Think about this as I close this note of encouragement – faith – there is a cognitive aspect to it but it is not PURELY or dependent upon the intellect. That is why we have things we call the Sacraments – because the mysteries of God pull us into another reality. Jesus is present in Communion? Really? How? Well, we really don’t know…but we know by virtue of His promises that He is and because of that, we know He is calling us, just as He did with Peter, to take steps together out of the boat and into the swirling seas of life, depending on nothing more than His presence and promises.
Here’s where I want to end because I don’t want you to EVER DOUBT what I am all about when it comes to why I do what I do. I want to do life in Jesus with people. I want to do what I just have been talking about – taking steps of faith, responding to God’s amazing grace and love. And I especially want to act on this vision – I want to create with you a space for ALL people to contemplate God and their lives, to explore the love of God and the need they have for love in their hearts, to consider God and their pain in a space of freedom and acceptance and then to journey together to encourage others to do the same. We need to be building rooms for people to explore the journey of faith. We need to be building a faith community where we give people space to NOT be certain but to figure things out in the presence and grace of Jesus Christ and in the company of the Holy Spirit. We need to be building a faith community that is dedicated to telling the “old, old story – of Jesus and His love.”

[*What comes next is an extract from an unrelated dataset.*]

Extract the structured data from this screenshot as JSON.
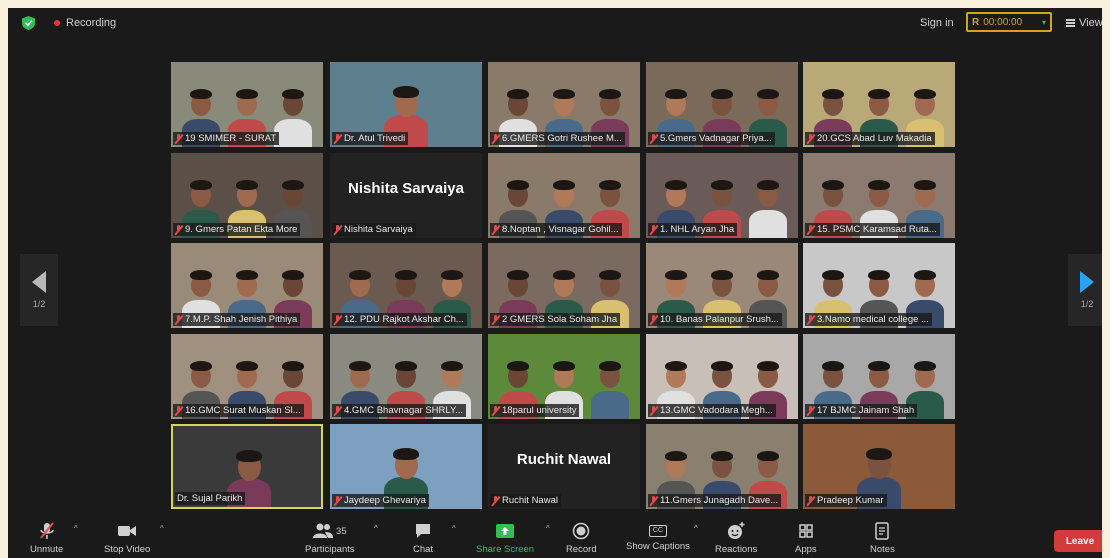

You may not be able to fully articulate it – but you should be drawn to weekly worship! Yeah, you could download a sermon, listen to podcast, and get together with people to share life. Jesus did say, “where two or more are gathered, I am there in their midst” (Matthew 18). But you know, deep in your heart, that of which the Spirit of God has been convincing you, true living and true meaning and true belonging is not passive. True belonging isn’t about fitting in or selling out but rather it is a practice that is open, vulnerable, at times uncomfortable, where you are learning how to be present with Jesus and other people.
Friends, never doubt this – Church attendance isn’t about cowardliness and it is never a crutch – it is rather a HUGE act of courage. Yes, courage where you are choosing what is right and meaningful over what is easy or convenient or that which only brings pleasure to your senses. Jesus followers want to be in a place regularly and enthusiastically where you are a partner in creating safe spaces for people to explore abundant life in Jesus and to do life together in Jesus. That’s why I pray you make a commitment to weekly worship! That’s why I pray we will be encouragers of people to join our journey. For to convert them, that’s Jesus’ job. But we can walk with them in discovering more and more of the life that God intends for ALL of us to experience.
Where will you be THIS Sunday?
Sincerely shared with you in love…